* [What the exercise asks]: Return each line of the records holding the string "type".

* [Provided information]:
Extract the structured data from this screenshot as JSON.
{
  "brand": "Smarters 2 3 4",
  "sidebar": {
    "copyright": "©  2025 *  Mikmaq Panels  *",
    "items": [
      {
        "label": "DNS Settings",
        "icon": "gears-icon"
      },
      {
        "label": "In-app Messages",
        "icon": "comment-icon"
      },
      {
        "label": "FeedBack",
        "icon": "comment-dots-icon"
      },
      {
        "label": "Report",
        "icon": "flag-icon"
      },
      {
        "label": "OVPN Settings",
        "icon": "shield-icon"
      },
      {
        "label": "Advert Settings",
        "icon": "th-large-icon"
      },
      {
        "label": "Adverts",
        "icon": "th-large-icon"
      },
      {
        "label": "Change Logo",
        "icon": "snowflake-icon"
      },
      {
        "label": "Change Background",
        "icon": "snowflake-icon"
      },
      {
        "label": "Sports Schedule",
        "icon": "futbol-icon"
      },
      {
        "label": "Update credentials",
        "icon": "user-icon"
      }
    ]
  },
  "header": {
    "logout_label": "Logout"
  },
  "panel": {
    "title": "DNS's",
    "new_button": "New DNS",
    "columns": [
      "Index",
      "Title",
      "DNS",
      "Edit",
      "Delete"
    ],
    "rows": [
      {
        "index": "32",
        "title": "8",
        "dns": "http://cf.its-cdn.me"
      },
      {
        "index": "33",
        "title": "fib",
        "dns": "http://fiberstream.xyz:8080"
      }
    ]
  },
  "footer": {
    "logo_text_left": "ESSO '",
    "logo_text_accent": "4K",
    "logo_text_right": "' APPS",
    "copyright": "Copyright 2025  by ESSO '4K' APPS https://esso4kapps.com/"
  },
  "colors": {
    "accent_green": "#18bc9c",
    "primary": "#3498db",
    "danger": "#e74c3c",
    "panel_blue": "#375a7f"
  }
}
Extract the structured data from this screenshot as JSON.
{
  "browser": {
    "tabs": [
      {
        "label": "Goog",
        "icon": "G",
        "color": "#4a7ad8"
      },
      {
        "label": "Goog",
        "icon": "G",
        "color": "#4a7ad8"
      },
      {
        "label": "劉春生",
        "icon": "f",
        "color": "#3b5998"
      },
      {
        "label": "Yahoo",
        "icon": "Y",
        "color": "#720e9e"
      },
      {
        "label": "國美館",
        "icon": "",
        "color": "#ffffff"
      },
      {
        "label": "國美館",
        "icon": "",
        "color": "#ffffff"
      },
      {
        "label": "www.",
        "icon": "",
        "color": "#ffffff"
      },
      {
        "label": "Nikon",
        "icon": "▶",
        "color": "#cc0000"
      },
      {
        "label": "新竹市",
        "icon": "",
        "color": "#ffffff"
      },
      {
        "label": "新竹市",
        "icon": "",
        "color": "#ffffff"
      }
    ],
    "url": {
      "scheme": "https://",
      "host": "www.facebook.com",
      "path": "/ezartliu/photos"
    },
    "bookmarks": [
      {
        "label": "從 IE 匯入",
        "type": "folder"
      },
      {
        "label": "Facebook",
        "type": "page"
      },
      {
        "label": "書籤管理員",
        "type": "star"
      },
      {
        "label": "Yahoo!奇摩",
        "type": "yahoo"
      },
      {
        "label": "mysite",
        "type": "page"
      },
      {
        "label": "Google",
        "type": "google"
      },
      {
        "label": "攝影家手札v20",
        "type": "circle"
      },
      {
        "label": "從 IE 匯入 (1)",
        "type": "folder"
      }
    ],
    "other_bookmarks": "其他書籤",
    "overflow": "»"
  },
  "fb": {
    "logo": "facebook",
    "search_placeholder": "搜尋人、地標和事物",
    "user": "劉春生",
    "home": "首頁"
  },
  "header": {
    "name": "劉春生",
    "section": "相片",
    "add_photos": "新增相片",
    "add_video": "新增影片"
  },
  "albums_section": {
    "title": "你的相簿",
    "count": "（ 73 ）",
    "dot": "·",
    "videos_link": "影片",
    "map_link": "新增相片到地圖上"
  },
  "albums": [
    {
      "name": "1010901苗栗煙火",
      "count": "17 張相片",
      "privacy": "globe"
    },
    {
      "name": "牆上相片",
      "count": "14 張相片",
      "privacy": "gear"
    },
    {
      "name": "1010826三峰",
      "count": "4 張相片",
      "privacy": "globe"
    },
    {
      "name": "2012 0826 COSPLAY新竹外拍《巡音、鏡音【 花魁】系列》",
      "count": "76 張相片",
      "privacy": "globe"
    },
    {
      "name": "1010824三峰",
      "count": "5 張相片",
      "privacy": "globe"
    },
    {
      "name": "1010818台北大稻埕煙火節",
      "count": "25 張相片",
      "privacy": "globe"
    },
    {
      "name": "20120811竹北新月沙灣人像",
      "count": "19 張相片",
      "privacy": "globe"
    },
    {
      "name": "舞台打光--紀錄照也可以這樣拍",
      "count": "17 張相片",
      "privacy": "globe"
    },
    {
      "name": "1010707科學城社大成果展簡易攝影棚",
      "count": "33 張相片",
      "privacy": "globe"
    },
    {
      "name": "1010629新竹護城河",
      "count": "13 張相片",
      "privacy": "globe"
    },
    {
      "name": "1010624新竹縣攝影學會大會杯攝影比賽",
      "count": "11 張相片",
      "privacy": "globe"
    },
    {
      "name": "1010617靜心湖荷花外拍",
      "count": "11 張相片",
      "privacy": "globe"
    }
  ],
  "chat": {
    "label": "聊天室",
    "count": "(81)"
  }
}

* [Solution for this exercise]:
        "type": "folder"
        "type": "page"
        "type": "star"
        "type": "yahoo"
        "type": "page"
        "type": "google"
        "type": "circle"
        "type": "folder"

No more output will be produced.